Really, these two cameras are the best I've used in a long time. Sigma claims it's medium format quality and, of course, it is since - don't forget - there are 22MP medium format cameras. :-) For 2000 Euros (the price I paid) one can have fantastic image quality in two small bodies with two prime lenses (19 and 30mm).
DIGLLOYD: Useful perspective.
Markus H writes:
I have a feeling the Sony RX1 might replace the Sigma DP1 Merrill in your list (larger sensor, faster lens but bigger and more expensive). Hopefully almost the resolution of the DP1 with even lower noise and much less quirks.

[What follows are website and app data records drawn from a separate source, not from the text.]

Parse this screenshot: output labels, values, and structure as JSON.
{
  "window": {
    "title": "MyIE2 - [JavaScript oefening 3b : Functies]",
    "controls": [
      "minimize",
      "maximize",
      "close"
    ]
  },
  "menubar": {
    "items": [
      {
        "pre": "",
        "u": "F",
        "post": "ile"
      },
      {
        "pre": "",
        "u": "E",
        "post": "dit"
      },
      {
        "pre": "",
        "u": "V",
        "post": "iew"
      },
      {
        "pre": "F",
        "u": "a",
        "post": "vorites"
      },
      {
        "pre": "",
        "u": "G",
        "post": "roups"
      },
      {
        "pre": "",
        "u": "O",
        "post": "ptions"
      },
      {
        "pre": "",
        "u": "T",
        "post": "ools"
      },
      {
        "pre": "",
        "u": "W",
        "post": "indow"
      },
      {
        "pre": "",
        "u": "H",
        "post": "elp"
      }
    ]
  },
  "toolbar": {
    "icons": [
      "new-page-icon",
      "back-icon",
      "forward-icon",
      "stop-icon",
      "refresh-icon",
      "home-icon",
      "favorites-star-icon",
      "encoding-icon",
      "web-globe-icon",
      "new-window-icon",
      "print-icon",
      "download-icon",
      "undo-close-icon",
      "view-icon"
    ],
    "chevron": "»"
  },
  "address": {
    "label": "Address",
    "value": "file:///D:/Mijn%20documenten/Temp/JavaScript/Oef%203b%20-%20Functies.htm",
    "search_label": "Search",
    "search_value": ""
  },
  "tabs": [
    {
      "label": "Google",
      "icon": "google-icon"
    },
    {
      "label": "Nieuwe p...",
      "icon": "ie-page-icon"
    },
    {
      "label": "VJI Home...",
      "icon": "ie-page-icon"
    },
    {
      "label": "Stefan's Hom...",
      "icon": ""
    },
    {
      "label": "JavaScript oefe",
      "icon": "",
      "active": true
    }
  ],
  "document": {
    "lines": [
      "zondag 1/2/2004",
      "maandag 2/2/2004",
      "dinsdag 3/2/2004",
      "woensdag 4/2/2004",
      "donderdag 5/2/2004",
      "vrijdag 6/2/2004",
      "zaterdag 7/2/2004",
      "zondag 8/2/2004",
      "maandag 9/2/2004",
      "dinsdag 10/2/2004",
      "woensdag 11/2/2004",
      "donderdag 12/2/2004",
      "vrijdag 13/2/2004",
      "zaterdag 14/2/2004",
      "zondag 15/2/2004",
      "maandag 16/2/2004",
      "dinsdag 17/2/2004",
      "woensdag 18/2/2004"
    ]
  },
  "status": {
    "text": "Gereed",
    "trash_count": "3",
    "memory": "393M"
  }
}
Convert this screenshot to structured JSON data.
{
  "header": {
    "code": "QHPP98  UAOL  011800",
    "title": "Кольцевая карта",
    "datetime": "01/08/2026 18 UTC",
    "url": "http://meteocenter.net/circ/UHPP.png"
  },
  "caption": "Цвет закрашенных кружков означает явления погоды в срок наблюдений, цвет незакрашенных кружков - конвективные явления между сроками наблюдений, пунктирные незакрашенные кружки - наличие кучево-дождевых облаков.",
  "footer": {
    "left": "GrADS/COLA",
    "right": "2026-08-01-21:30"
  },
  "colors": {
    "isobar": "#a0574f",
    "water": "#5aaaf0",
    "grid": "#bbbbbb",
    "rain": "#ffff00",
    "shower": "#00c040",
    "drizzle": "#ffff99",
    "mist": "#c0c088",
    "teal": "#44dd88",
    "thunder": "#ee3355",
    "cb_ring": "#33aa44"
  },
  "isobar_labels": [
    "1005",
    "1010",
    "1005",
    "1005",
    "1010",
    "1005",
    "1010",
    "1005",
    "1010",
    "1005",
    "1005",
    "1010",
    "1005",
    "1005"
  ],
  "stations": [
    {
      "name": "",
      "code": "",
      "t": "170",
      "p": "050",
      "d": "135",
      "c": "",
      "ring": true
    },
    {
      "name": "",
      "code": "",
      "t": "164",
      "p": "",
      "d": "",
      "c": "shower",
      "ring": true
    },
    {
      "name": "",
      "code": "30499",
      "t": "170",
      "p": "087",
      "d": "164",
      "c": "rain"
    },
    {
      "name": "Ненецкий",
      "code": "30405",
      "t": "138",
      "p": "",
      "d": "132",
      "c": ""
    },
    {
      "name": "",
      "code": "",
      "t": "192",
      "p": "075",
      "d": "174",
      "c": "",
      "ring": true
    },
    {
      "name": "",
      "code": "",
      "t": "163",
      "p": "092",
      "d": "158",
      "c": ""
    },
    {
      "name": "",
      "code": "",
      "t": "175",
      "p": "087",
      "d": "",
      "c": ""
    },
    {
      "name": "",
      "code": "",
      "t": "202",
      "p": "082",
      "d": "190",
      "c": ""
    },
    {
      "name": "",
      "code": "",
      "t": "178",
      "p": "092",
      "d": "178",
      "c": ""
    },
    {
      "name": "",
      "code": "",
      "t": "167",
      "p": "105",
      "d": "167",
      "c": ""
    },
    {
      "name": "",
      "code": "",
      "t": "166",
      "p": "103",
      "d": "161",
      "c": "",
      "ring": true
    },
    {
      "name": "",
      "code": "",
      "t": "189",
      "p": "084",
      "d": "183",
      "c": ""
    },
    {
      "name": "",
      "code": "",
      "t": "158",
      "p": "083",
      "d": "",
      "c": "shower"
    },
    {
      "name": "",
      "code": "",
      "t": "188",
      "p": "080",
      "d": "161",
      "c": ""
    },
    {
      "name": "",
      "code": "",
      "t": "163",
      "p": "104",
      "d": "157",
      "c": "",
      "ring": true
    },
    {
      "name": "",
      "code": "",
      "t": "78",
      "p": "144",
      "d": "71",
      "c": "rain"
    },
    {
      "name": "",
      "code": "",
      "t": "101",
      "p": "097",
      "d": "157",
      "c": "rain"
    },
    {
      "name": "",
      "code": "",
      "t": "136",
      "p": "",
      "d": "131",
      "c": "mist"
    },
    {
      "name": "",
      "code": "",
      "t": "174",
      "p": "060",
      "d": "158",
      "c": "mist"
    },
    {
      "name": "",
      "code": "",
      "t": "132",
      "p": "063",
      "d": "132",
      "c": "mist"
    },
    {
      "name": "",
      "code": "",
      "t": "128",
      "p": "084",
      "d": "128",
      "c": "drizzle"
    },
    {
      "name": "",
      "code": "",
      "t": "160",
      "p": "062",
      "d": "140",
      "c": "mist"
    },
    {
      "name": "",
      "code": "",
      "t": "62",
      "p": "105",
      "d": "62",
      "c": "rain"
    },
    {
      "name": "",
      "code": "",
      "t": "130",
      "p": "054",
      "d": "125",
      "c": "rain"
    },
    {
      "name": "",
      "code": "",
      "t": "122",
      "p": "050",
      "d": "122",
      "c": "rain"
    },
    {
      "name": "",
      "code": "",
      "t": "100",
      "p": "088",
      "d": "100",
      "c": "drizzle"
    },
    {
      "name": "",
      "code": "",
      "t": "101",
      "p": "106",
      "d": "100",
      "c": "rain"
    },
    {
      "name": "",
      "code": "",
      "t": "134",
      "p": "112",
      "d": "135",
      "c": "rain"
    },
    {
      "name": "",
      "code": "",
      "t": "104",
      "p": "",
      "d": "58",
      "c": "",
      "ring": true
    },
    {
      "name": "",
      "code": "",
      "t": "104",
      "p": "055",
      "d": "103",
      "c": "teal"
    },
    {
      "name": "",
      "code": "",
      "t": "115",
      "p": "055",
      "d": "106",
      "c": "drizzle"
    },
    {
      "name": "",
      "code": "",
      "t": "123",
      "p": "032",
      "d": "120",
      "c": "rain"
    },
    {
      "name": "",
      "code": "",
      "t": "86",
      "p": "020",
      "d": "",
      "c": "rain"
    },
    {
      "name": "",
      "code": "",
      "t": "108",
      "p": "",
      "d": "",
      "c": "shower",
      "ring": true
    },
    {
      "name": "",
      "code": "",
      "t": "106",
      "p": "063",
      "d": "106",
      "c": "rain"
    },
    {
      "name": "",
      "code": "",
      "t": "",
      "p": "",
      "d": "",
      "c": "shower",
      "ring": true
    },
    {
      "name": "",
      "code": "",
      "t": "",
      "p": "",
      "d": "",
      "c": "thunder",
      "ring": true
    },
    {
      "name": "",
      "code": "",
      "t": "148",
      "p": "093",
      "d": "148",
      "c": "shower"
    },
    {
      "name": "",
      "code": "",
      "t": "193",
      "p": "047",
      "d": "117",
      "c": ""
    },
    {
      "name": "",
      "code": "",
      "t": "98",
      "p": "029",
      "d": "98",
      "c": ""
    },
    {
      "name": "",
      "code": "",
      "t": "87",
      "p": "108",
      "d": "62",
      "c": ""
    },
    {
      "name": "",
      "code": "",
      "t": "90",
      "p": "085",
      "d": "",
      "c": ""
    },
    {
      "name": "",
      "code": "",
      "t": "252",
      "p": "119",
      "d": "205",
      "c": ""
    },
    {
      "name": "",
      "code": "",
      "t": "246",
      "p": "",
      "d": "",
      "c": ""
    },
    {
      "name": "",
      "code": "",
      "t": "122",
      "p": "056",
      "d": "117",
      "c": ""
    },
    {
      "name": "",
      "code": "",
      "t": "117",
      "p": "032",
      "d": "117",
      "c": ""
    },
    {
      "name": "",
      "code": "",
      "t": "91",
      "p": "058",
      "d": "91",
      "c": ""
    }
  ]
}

DIGLLOYD: I now own both the Sigma DP1 Merrill and DP2 Merrill, having gotten both at around the best Black Friday price— I thought they would prove useful in the field and as reference cameras. That won’t stop me from owning the Sony RX1 if it turns out to be truly useful. But the Sony RX1 is around US$4000 with accessories; I can’t buy everything and a camera of that price has to have some ROI to justify. Besides, the Sony RX1 has no built-in EVF (neither does the Sigma, but it’s less than 1/3 the price). Lack of a built-in EVF is a design flaw for a $2800 camera, and it means that mass-coupling cannot happen for low-speed shooting. A really good sensor and lens and other factors could sway me, but I doubt it.
Richard J writes:
Here is a thought. Looking at 2 different disasters (imho) in the photo industry of late, each with some great aspects and some not so great. I have read everywhere on just how good the Sigma DP1 Merrill output is, however, like the bigger brother DSLR, the camera and functionality is quite poor. Then you take a company such as Hasselblad who make great cameras, but have now decided to take an already great camera, the Nex7 and soup it up with bits of wood and gold.
Well I am here to say why did someone not suggest a Sigma/Hasselblad relationship. Imagine a Hassy taking the foveon chip and designing a new, hopefully interchangeable lens camera with great esthetics and functionality. Now would that not be worthy of the Hassleblad name, and I think a big hit in sales.
DIGLLOYD: actually, the Sigma DP1/DP2 Merrill is a thoughtfully designed camera ommitting the design-vomit features found in most cameras, along with a menu system far better than Olympus or Sony menus because it is not overloaded with garbage features. I would improve upon the design by omitting all modes except M and A, and ripping out the JPEG and video features (well, and adding an EVF). Then it would be about perfect.
A Hasselblad-NEX reminds me of a cheap american SUV with a $5000 set of gold-plated wheels. I’m not sure how wood and gold make a better camera, or why I’d want a glitzy version of a missed-the-mark camera when digital cameras are evolving so rapidly.